Fire by Kristin Cashore
I absolutely loved Graceling, which I reviewed early in my book blogging career. Katsa was everything I wanted in a prickly heroine, Cashore’s matter-of-fact attitude towards female realities in a traditionally male-dominated genre was refreshing, and the action was thrilling. It even came with a doomed princess on top! So I’d always meant to pick up Fire, a companion for Graceling that has the origin story of that book’s Big Bad as a minor plot. I settled in, expecting Graceling round two, but I got something different. Not unwelcome, but different.

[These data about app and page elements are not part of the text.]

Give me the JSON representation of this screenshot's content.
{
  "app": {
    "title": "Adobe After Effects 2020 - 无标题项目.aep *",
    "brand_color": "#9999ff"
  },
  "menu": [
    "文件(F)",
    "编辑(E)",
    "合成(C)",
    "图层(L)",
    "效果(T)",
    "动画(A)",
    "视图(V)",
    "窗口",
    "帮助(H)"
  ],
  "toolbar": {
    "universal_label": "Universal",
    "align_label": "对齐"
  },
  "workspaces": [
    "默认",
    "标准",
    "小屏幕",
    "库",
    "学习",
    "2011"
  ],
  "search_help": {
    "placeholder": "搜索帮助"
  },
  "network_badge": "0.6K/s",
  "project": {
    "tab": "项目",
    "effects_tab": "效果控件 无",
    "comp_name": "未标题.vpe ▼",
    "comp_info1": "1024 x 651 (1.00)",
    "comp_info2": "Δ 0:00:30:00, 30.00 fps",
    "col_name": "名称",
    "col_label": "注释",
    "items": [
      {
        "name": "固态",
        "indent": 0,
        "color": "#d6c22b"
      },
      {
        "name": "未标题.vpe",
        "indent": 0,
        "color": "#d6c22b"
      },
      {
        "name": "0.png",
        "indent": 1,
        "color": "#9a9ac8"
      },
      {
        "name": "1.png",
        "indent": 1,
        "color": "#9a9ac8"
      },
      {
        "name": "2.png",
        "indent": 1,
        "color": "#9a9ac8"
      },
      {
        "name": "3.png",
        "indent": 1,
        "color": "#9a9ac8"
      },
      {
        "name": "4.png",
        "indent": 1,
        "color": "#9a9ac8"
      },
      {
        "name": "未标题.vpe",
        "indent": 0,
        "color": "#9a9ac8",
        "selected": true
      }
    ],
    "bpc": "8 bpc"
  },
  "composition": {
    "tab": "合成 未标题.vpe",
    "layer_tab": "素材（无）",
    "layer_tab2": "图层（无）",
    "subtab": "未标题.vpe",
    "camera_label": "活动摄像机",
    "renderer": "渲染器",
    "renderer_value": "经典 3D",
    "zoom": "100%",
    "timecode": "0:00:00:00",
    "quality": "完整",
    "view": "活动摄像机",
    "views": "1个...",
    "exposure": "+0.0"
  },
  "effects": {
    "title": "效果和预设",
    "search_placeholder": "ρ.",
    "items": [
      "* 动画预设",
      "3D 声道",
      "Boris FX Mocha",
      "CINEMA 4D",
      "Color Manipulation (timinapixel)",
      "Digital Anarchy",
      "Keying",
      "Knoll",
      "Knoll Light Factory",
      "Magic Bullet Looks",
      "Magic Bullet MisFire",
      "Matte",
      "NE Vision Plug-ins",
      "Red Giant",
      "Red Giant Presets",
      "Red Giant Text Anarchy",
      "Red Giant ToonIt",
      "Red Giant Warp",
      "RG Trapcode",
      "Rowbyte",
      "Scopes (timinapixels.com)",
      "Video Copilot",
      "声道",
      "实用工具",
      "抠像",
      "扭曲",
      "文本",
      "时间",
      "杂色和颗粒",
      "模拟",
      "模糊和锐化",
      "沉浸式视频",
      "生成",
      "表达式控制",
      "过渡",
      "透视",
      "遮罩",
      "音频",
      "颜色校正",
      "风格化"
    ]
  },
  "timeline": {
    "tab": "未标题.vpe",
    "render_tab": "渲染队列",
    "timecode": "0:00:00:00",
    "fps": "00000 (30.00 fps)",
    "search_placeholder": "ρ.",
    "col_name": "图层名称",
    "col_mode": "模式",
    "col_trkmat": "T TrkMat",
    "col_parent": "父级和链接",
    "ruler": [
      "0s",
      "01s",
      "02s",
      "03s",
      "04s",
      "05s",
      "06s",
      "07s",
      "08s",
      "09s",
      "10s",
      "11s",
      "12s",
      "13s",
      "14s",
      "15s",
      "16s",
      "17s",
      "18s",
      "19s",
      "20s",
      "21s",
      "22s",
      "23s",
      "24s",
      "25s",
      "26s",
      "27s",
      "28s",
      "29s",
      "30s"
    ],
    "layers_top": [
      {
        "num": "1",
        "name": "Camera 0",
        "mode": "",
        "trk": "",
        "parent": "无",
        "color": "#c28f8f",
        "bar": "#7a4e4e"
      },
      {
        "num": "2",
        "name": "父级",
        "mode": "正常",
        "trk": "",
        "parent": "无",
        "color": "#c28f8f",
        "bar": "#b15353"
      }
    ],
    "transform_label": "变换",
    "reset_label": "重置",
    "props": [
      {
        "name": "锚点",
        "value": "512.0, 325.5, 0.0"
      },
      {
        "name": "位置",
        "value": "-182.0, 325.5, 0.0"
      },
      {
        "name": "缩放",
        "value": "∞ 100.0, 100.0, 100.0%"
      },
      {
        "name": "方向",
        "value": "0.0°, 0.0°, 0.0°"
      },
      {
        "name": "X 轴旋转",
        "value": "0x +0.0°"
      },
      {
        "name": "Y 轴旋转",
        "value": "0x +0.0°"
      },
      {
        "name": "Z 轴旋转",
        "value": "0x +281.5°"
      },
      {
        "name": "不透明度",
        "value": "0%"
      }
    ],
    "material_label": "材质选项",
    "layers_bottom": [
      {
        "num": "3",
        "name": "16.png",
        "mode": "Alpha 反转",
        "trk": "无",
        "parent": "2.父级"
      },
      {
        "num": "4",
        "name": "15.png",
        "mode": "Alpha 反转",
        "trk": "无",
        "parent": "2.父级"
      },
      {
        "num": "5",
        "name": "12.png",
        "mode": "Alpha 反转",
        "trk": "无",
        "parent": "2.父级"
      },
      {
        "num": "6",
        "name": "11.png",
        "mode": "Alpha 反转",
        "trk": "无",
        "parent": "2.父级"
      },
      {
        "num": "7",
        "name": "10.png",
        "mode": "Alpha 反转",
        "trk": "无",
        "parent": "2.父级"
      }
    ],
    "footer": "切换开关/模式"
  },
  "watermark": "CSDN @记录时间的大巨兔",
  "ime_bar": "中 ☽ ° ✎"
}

Fire is set in the Dells, far from the Seven Kingdoms of Graceling. Whereas the Seven Kingdoms has superpowered Gracelings, the Dells have monsters; astonishingly attractive, beautiful, and powerful telepaths of all species, noted by their bright and freakish plumage. The titular Fire is the last human monster. She lives in a secluded estate in the north, protected from those who would use her power in the current civil war—a three-way split between Lord Gentian, Lord Mydogg, and King Nash—and those who would kill her for the sins of her despicable (and thankfully deceased) father, Cansrel, by the kindly Lord Brocker and her jealous lover, his son Archer. But Fire cannot remain secluded from politics all her life; when Prince Brigan comes to ask if she can use her telepathy to help the King, Fire rides to King’s City and into the heart of civil war.
Graceling is an action adventure novel, complete with a third act that focuses on Katsa and the young Bitterblue trying to survive as they cross a forbidding tundra—easy for Katsa, desperately difficult for Bitterblue. So I suppose I was expecting more of the same; more action, more prickly heroines, more completely reasonable romance. But Fire is a different woman facing different circumstances. She’s softer, more protected, but also crueler and more pragmatic—while she doesn’t love Archer the way he loves her, she’s happy and sustained in the relationship until his jealousy becomes too much for her to bear. Her kingdom is trying to put on a unified face, but it’s fractured in different ways; political intrigues rule the day here. It’s very different, which is both a good and a bad thing. It’s nice to know that Cashore can write girls who aren’t like Katsa, but Fire lacks the vitality and intensity that made Katsa so interesting to me. Perhaps it’s my love for prickly heroines, but while I liked Fire’s energy, she was too quiet for me. Perhaps if the novel were more internal, I’d like her better—I did love the portions where she considered the hard choices she had to make so far. But when it comes to political intrigue, I tend to be on the side of the scheming and devious; Fire lacks that sharpness that makes players in this sort of conflict vivid and engaging.
To be fair, the political intrigue itself could be better. Perhaps it’s because the last political intrigue in fantasy I read was A Clash of Kings, but it doesn’t feel as right as the small pieces of political intrigue we saw in Graceling. I’d wonder if writing for the young adult market would hurt the complexity of the situation, but Cashore doesn’t shy away from more mature content; in fact, Fire’s circle of friends are fairly casual about sex, as she is herself. We’re never really given a reason as to why it’s better to support King Nash over the two other choices, which I would be fine with, as long as the idea that it was ultimately an arbitrary choice was explored… but it’s not. It’s not bad political intrigue, but it’s just not as satisfying to an adult reader than to a young adult reader, you know? Most of the interesting tension and drama comes from the sins of the older generation and the relationships between these characters rather than the political intrigue at hand, which is mildly disappointing.
But if I had read this in middle school or early high school, I think I would have loved it. Cashore’s romances are refreshingly rational and practical, which is rare indeed in young adult fiction, and the cast is lovely to spend time with, especially the scheming royal family. (A book about Clara would have been awesome!) There’s also the interesting implications of Fire’s power—she overwhelms the female-attracted (Cashore is cagey about queer relationships in this universe, but they’re mentioned enough that we know they’re there) and their often unwelcome advances have become part of her life simply because of who she is; even menstruation is a hazard to Fire, since predator monsters enjoy eating other monsters. I can imagine a teenage girl, herself learning how to navigate the dangers of being female, being fascinated by this, and I’m glad the powers have a little more depth here than in Graceling.
Bottom line: Graceling it isn’t—the heroine is softer but even more pragmatic and occasionally cruel (in a good way), and the plot centers on undercooked political intrigue. If prickly heroines and action/adventure aren’t your cuppa, Fire might be the Cashore to pick up; but it’s ultimately just alright. If you’d like.
I rented this book from the public library.